### Your assignment
Scan the records for "author". Report each line that includes it.

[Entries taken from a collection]
======

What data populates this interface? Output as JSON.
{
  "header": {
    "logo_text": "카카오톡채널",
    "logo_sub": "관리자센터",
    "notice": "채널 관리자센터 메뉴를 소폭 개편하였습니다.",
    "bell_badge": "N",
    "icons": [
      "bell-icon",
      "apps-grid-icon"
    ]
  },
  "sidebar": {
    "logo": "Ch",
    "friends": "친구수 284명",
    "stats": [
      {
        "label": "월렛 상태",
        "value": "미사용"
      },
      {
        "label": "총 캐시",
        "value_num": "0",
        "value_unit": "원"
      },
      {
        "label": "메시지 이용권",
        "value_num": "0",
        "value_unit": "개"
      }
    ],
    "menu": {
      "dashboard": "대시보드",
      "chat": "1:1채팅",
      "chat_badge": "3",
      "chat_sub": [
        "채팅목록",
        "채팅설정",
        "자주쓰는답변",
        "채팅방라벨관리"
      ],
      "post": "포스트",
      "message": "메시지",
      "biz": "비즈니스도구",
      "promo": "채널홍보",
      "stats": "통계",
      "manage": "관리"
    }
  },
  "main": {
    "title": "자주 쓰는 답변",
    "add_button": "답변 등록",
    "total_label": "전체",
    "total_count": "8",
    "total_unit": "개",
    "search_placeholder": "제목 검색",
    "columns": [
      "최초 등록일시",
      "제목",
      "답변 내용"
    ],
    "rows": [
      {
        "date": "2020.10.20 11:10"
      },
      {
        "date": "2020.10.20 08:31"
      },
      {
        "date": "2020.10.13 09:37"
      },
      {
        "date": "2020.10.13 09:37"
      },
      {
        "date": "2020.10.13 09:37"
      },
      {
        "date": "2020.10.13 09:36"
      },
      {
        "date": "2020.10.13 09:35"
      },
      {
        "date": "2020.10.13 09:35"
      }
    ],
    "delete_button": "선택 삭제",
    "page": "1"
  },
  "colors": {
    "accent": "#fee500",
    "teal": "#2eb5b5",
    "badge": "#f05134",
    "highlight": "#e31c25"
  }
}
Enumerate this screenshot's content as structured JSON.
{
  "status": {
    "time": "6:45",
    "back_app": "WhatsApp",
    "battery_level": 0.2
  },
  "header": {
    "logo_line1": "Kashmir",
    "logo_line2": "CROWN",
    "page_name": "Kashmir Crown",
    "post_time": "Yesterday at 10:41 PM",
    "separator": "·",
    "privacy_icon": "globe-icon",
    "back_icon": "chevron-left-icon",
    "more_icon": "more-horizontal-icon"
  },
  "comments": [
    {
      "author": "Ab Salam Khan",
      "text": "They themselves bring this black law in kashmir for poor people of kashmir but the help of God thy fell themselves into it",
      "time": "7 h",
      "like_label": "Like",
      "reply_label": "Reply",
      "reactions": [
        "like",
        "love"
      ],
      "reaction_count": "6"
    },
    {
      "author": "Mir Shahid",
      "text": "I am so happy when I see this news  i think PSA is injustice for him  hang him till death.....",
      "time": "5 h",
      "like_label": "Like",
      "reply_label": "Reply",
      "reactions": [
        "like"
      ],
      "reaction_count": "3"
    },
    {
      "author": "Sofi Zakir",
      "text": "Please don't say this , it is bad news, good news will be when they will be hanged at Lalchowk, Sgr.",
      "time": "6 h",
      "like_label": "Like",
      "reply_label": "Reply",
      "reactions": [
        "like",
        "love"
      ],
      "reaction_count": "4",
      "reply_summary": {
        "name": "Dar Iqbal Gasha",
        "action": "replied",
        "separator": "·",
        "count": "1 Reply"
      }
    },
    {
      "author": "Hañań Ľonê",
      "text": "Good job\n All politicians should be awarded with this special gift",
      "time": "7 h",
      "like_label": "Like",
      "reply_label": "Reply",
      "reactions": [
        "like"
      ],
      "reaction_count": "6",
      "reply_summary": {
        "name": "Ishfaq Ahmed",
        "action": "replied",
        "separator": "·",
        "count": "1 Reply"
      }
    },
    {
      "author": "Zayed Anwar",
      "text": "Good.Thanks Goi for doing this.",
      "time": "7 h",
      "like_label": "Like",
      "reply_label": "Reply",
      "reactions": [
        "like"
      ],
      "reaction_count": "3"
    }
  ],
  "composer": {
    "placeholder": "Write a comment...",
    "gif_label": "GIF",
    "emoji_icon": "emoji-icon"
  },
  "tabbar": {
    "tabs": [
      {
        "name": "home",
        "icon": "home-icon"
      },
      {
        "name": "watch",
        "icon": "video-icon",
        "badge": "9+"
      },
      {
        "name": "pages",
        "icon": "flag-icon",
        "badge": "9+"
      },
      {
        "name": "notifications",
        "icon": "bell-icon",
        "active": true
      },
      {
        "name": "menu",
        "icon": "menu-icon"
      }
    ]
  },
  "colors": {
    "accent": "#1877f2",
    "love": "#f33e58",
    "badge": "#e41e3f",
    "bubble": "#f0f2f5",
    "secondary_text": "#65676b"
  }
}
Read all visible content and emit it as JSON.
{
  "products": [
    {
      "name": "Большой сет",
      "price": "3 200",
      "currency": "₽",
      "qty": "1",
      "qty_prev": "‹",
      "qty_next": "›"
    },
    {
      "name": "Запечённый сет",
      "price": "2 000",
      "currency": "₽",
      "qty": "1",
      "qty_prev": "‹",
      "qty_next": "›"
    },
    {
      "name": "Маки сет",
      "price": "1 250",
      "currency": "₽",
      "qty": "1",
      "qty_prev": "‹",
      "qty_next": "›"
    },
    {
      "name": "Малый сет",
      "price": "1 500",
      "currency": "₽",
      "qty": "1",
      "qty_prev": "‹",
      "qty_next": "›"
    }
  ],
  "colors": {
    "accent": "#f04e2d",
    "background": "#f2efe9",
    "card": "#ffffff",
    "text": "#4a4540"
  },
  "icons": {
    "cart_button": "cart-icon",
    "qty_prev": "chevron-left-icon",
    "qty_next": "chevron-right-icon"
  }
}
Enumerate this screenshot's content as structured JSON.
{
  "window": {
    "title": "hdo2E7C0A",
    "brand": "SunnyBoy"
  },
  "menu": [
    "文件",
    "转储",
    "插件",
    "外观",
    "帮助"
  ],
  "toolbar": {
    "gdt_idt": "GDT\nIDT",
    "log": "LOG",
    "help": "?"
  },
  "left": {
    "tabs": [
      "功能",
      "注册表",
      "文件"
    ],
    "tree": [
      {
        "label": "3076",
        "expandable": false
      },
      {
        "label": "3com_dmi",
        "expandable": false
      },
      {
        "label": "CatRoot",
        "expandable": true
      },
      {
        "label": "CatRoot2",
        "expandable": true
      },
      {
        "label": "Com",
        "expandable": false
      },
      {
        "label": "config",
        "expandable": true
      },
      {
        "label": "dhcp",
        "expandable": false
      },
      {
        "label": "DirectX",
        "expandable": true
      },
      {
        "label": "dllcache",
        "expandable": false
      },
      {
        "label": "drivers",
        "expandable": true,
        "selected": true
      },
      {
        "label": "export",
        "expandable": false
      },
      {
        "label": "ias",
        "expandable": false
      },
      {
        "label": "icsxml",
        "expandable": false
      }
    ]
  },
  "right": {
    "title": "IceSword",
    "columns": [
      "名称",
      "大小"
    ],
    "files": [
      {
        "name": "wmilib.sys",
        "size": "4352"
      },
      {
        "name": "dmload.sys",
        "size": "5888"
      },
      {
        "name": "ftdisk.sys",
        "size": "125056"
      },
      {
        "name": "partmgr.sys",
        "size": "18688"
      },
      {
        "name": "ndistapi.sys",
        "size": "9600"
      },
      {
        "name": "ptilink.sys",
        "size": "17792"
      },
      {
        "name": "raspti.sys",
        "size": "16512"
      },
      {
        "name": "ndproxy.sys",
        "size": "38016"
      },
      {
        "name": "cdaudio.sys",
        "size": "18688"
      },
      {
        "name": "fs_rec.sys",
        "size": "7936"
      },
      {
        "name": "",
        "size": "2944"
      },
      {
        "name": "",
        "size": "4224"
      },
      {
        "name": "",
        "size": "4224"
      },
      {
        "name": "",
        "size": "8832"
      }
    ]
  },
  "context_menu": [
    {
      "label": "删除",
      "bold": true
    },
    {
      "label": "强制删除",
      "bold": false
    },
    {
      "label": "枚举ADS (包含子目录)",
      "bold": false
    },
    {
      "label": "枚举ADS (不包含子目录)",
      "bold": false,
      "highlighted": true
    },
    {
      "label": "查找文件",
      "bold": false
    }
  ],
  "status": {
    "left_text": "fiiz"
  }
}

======

### Written solution
      "author": "Ab Salam Khan",
      "author": "Mir Shahid",
      "author": "Sofi Zakir",
      "author": "Hañań Ľonê",
      "author": "Zayed Anwar",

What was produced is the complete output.